It helped that the tactics were in place, too. Christian Pulisic's goal was a result of a sequence that Ream said Berhalter and the coaches had specifically emphasized in their scouting, a pulling of the play far to one side in order to expose the back post for Pulisic to attack. The goal was, as Ream said, "perfect, perfect, perfect," save for Pulisic's collision with the Iranian goalkeeper that sent Pulisic to the hospital in the middle of the game for an abdominal scan.

If Pulisic can't play against the Netherlands on Saturday (or is limited), it will be another bump for Berhalter to navigate. He has options -- Giovanni Reyna still hasn't featured much, and Brenden Aaronson is a lively substitute -- but, either way, motivation for the group will be crucial again.

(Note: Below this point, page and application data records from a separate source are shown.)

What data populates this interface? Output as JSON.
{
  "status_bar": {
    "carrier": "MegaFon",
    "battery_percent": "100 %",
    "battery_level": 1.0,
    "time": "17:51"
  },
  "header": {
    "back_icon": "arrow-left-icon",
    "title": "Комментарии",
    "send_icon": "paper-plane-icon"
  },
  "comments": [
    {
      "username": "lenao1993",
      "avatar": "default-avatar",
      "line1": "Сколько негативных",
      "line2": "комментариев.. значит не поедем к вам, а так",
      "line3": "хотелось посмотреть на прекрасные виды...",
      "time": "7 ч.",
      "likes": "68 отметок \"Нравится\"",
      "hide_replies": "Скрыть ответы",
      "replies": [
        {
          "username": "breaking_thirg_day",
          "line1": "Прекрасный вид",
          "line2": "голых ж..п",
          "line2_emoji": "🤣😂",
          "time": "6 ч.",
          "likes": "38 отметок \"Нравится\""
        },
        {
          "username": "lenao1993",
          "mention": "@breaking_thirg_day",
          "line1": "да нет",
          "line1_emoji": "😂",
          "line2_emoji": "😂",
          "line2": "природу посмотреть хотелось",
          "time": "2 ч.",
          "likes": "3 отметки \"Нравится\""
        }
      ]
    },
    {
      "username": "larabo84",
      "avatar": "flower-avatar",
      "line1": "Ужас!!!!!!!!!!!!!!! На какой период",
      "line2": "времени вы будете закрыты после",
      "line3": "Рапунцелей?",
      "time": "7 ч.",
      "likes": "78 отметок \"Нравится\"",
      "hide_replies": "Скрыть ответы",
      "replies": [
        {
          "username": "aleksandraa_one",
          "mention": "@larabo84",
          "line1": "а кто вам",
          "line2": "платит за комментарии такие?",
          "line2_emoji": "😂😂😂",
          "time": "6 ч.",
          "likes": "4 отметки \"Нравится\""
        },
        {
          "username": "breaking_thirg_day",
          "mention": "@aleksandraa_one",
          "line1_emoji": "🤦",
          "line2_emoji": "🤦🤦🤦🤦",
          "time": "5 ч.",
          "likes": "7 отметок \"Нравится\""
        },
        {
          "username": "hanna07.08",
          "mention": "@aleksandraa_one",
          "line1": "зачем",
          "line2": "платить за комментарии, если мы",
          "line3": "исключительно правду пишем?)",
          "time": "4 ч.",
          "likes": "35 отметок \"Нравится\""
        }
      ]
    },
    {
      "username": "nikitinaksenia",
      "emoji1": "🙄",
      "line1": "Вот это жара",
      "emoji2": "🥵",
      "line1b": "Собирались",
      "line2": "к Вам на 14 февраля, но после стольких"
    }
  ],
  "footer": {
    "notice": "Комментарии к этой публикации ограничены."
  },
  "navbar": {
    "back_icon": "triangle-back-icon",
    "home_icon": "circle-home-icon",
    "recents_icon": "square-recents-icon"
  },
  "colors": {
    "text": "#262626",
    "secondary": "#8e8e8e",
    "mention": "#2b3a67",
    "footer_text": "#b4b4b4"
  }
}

That is what Berhalter wants. He has never shied away from the stakes of his mission. He has said, over and over, that this team's goal is to change the perception of American soccer around the world. The game against England helped that. So, too, did Tuesday.

Now comes another opportunity. Another chance. Berhalter will endure the arrows; all coaches do. He will shoulder the critiques. All he cares about is getting his players to see what he sees, to know what he knows: That this team can do anything. On Tuesday, after the hugging and the shouting and the video call to the hospital so Pulisic could join in the fun, Berhalter came to another, more traditional news conference, and reflected on what pleased him the most about the night.

"We believed in ourselves," he said. "We believed in what we were doing."